== Website and app data records ==

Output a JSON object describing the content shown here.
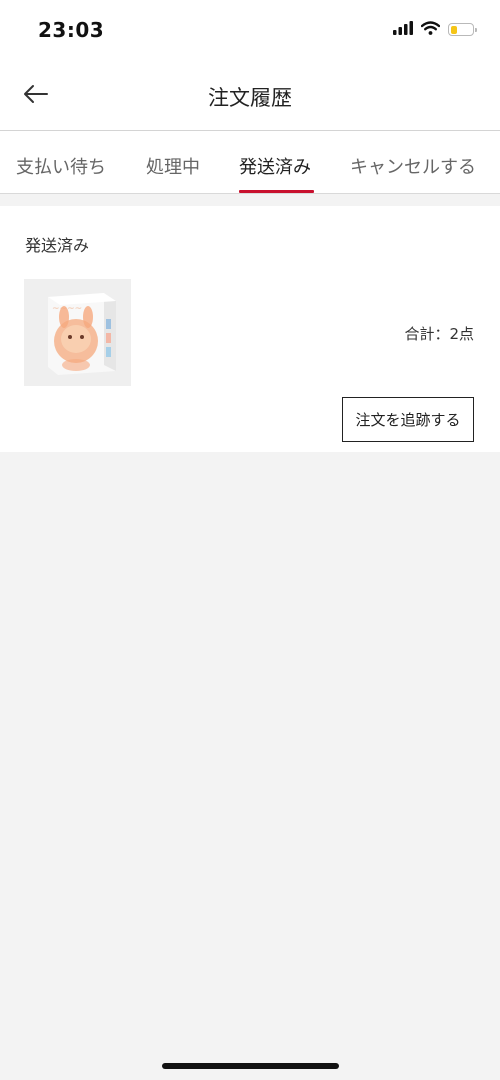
{
  "status_bar": {
    "time": "23:03",
    "battery_level": 0.3,
    "battery_color": "#f5c518"
  },
  "header": {
    "title": "注文履歴",
    "back_icon": "arrow-left-icon"
  },
  "tabs": [
    {
      "label": "支払い待ち",
      "active": false
    },
    {
      "label": "処理中",
      "active": false
    },
    {
      "label": "発送済み",
      "active": true
    },
    {
      "label": "キャンセルする",
      "active": false
    }
  ],
  "accent_color": "#c8102e",
  "order": {
    "status": "発送済み",
    "total": "合計：2点",
    "track_button": "注文を追跡する"
  }
}
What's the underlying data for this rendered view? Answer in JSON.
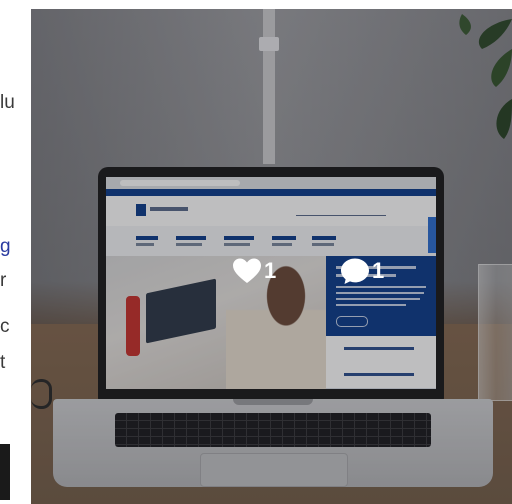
{
  "left_column": {
    "fragments": [
      "lu",
      "g",
      "r",
      "c",
      "t"
    ]
  },
  "post": {
    "likes_count": "1",
    "comments_count": "1",
    "like_icon": "heart-icon",
    "comment_icon": "speech-bubble-icon"
  },
  "colors": {
    "overlay": "#141418",
    "stat_text": "#ffffff",
    "site_brand": "#0e3d8c",
    "link": "#2a3aa0"
  }
}
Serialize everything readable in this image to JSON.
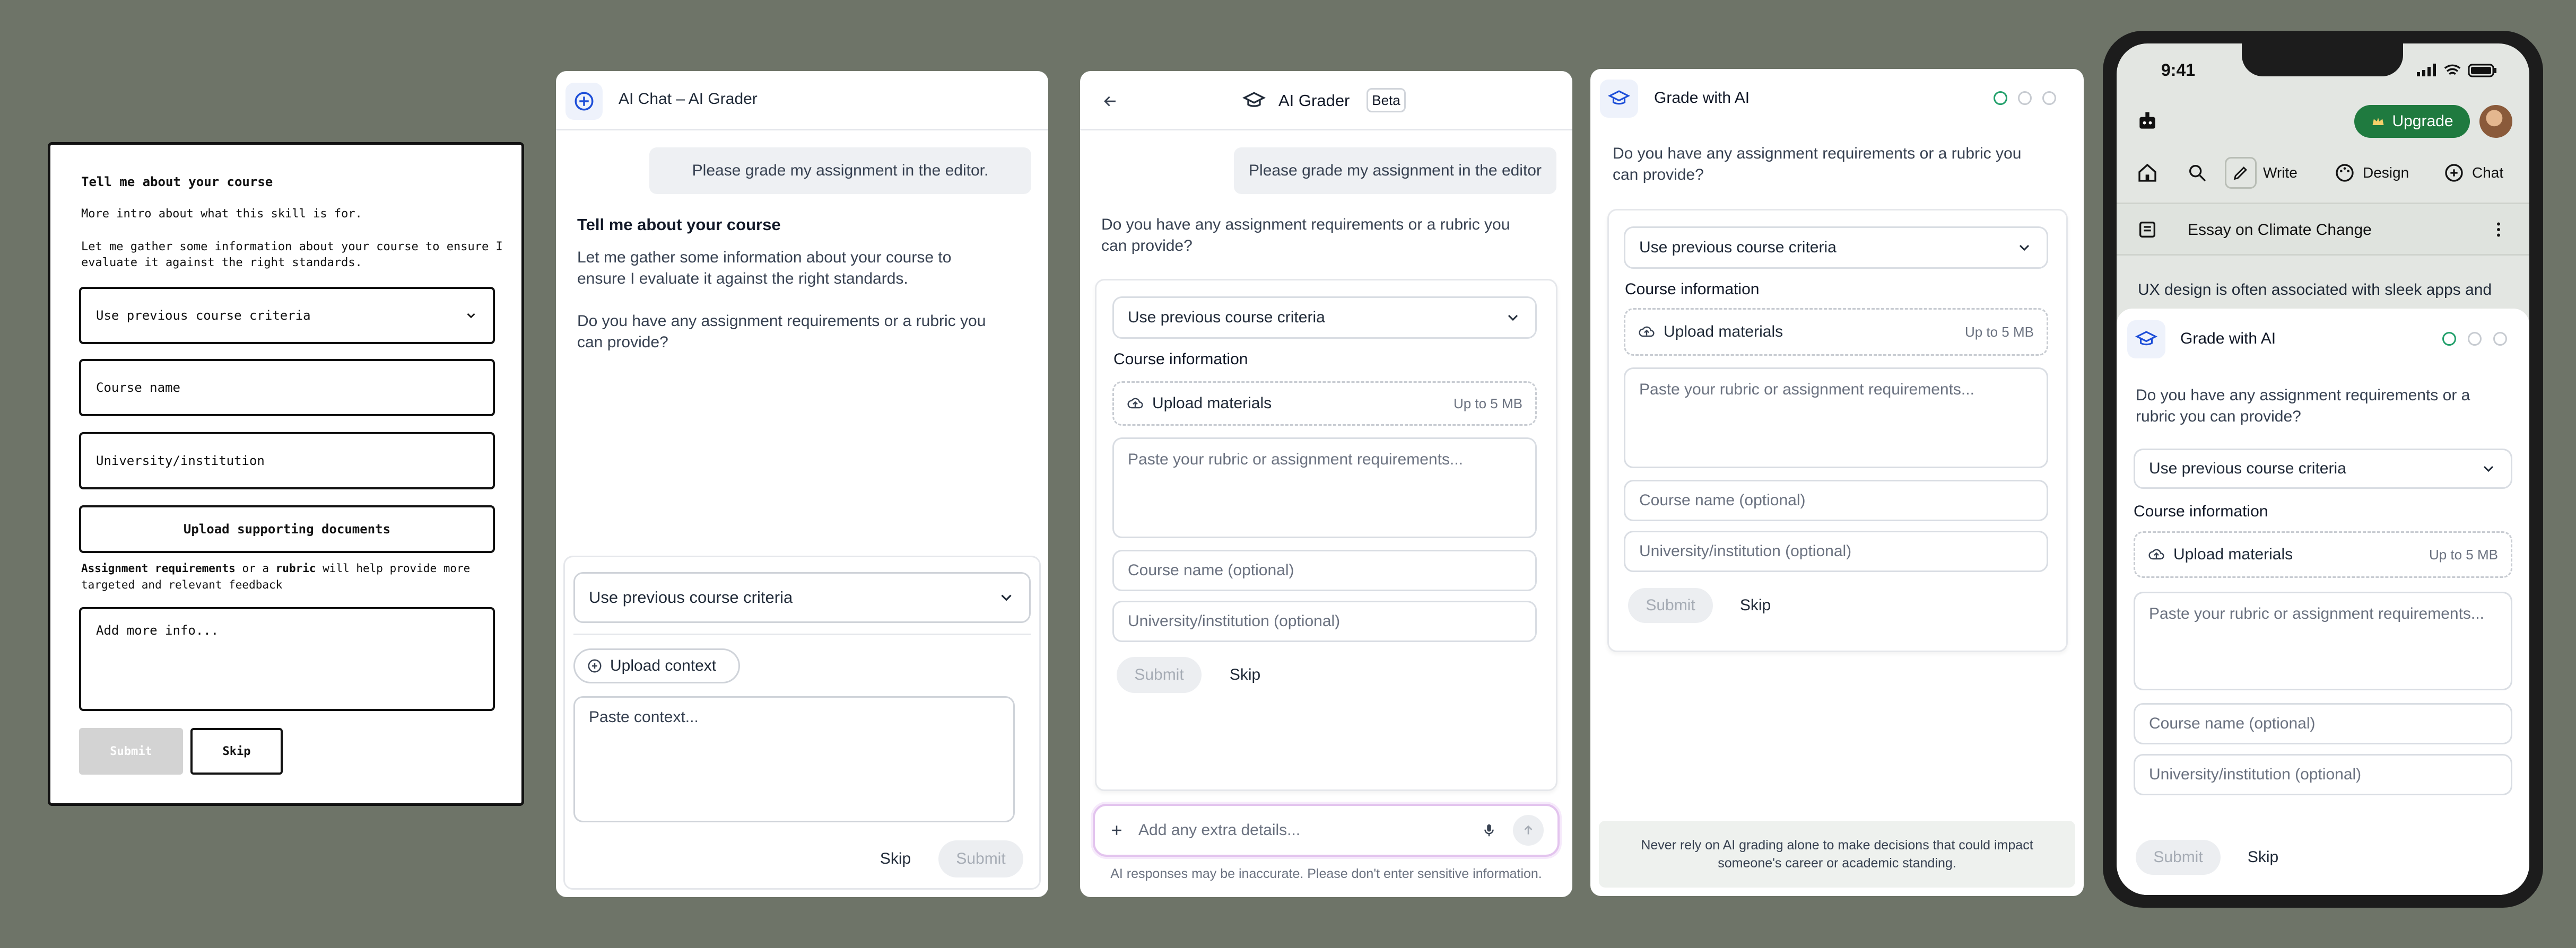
{
  "wireframe": {
    "title": "Tell me about your course",
    "intro": "More intro about what this skill is for.",
    "gather_line1": "Let me gather some information about your course to ensure I",
    "gather_line2": "evaluate it against the right standards.",
    "select": "Use previous course criteria",
    "course_name": "Course name",
    "university": "University/institution",
    "upload": "Upload supporting documents",
    "hint_bold1": "Assignment requirements",
    "hint_mid": " or a ",
    "hint_bold2": "rubric",
    "hint_end": " will help provide more",
    "hint_line2": "targeted and relevant feedback",
    "textarea": "Add more info...",
    "submit": "Submit",
    "skip": "Skip"
  },
  "chat": {
    "header_title": "AI Chat – AI Grader",
    "user_message": "Please grade my assignment in the editor.",
    "heading": "Tell me about your course",
    "para1_line1": "Let me gather some information about your course to",
    "para1_line2": "ensure I evaluate it against the right standards.",
    "para2_line1": "Do you have any assignment requirements or a rubric you",
    "para2_line2": "can provide?",
    "select": "Use previous course criteria",
    "upload_context": "Upload context",
    "paste_placeholder": "Paste context...",
    "skip": "Skip",
    "submit": "Submit"
  },
  "grader": {
    "title": "AI Grader",
    "badge": "Beta",
    "user_message": "Please grade my assignment in the editor",
    "question_line1": "Do you have any assignment requirements or a rubric you",
    "question_line2": "can provide?",
    "select": "Use previous course criteria",
    "course_info": "Course information",
    "upload": "Upload materials",
    "upload_limit": "Up to 5 MB",
    "paste_placeholder": "Paste your rubric or assignment requirements...",
    "course_name": "Course name (optional)",
    "university": "University/institution (optional)",
    "submit": "Submit",
    "skip": "Skip",
    "input_placeholder": "Add any extra details...",
    "disclaimer": "AI responses may be inaccurate. Please don't enter sensitive information."
  },
  "grade": {
    "title": "Grade with AI",
    "question_line1": "Do you have any assignment requirements or a rubric you",
    "question_line2": "can provide?",
    "select": "Use previous course criteria",
    "course_info": "Course information",
    "upload": "Upload materials",
    "upload_limit": "Up to 5 MB",
    "paste_placeholder": "Paste your rubric or assignment requirements...",
    "course_name": "Course name (optional)",
    "university": "University/institution (optional)",
    "submit": "Submit",
    "skip": "Skip",
    "footer_line1": "Never rely on AI grading alone to make decisions that could impact",
    "footer_line2": "someone's career or academic standing."
  },
  "phone": {
    "time": "9:41",
    "upgrade": "Upgrade",
    "nav_write": "Write",
    "nav_design": "Design",
    "nav_chat": "Chat",
    "doc_title": "Essay on Climate Change",
    "doc_text": "UX design is often associated with sleek apps and",
    "sheet_title": "Grade with AI",
    "question_line1": "Do you have any assignment requirements or a",
    "question_line2": "rubric you can provide?",
    "select": "Use previous course criteria",
    "course_info": "Course information",
    "upload": "Upload materials",
    "upload_limit": "Up to 5 MB",
    "paste_placeholder": "Paste your rubric or assignment requirements...",
    "course_name": "Course name (optional)",
    "university": "University/institution (optional)",
    "submit": "Submit",
    "skip": "Skip"
  },
  "colors": {
    "background": "#6e7468",
    "accent_blue": "#1d4ed8",
    "step_active": "#22a06b",
    "upgrade_green": "#1f7a3f"
  }
}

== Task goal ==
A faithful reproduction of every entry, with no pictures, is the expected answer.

== Answer section ==
Output a JSON object describing the content shown here.
{
  "status_bar": {
    "time": "23:03",
    "battery_level": 0.3,
    "battery_color": "#f5c518"
  },
  "header": {
    "title": "注文履歴",
    "back_icon": "arrow-left-icon"
  },
  "tabs": [
    {
      "label": "支払い待ち",
      "active": false
    },
    {
      "label": "処理中",
      "active": false
    },
    {
      "label": "発送済み",
      "active": true
    },
    {
      "label": "キャンセルする",
      "active": false
    }
  ],
  "accent_color": "#c8102e",
  "order": {
    "status": "発送済み",
    "total": "合計：2点",
    "track_button": "注文を追跡する"
  }
}
What's the underlying data for this rendered view? Answer in JSON.
{
  "left_column": {
    "fragments": [
      "lu",
      "g",
      "r",
      "c",
      "t"
    ]
  },
  "post": {
    "likes_count": "1",
    "comments_count": "1",
    "like_icon": "heart-icon",
    "comment_icon": "speech-bubble-icon"
  },
  "colors": {
    "overlay": "#141418",
    "stat_text": "#ffffff",
    "site_brand": "#0e3d8c",
    "link": "#2a3aa0"
  }
}
Serialize everything readable in this image to JSON.
{
  "wireframe": {
    "title": "Tell me about your course",
    "intro": "More intro about what this skill is for.",
    "gather_line1": "Let me gather some information about your course to ensure I",
    "gather_line2": "evaluate it against the right standards.",
    "select": "Use previous course criteria",
    "course_name": "Course name",
    "university": "University/institution",
    "upload": "Upload supporting documents",
    "hint_bold1": "Assignment requirements",
    "hint_mid": " or a ",
    "hint_bold2": "rubric",
    "hint_end": " will help provide more",
    "hint_line2": "targeted and relevant feedback",
    "textarea": "Add more info...",
    "submit": "Submit",
    "skip": "Skip"
  },
  "chat": {
    "header_title": "AI Chat – AI Grader",
    "user_message": "Please grade my assignment in the editor.",
    "heading": "Tell me about your course",
    "para1_line1": "Let me gather some information about your course to",
    "para1_line2": "ensure I evaluate it against the right standards.",
    "para2_line1": "Do you have any assignment requirements or a rubric you",
    "para2_line2": "can provide?",
    "select": "Use previous course criteria",
    "upload_context": "Upload context",
    "paste_placeholder": "Paste context...",
    "skip": "Skip",
    "submit": "Submit"
  },
  "grader": {
    "title": "AI Grader",
    "badge": "Beta",
    "user_message": "Please grade my assignment in the editor",
    "question_line1": "Do you have any assignment requirements or a rubric you",
    "question_line2": "can provide?",
    "select": "Use previous course criteria",
    "course_info": "Course information",
    "upload": "Upload materials",
    "upload_limit": "Up to 5 MB",
    "paste_placeholder": "Paste your rubric or assignment requirements...",
    "course_name": "Course name (optional)",
    "university": "University/institution (optional)",
    "submit": "Submit",
    "skip": "Skip",
    "input_placeholder": "Add any extra details...",
    "disclaimer": "AI responses may be inaccurate. Please don't enter sensitive information."
  },
  "grade": {
    "title": "Grade with AI",
    "question_line1": "Do you have any assignment requirements or a rubric you",
    "question_line2": "can provide?",
    "select": "Use previous course criteria",
    "course_info": "Course information",
    "upload": "Upload materials",
    "upload_limit": "Up to 5 MB",
    "paste_placeholder": "Paste your rubric or assignment requirements...",
    "course_name": "Course name (optional)",
    "university": "University/institution (optional)",
    "submit": "Submit",
    "skip": "Skip",
    "footer_line1": "Never rely on AI grading alone to make decisions that could impact",
    "footer_line2": "someone's career or academic standing."
  },
  "phone": {
    "time": "9:41",
    "upgrade": "Upgrade",
    "nav_write": "Write",
    "nav_design": "Design",
    "nav_chat": "Chat",
    "doc_title": "Essay on Climate Change",
    "doc_text": "UX design is often associated with sleek apps and",
    "sheet_title": "Grade with AI",
    "question_line1": "Do you have any assignment requirements or a",
    "question_line2": "rubric you can provide?",
    "select": "Use previous course criteria",
    "course_info": "Course information",
    "upload": "Upload materials",
    "upload_limit": "Up to 5 MB",
    "paste_placeholder": "Paste your rubric or assignment requirements...",
    "course_name": "Course name (optional)",
    "university": "University/institution (optional)",
    "submit": "Submit",
    "skip": "Skip"
  },
  "colors": {
    "background": "#6e7468",
    "accent_blue": "#1d4ed8",
    "step_active": "#22a06b",
    "upgrade_green": "#1f7a3f"
  }
}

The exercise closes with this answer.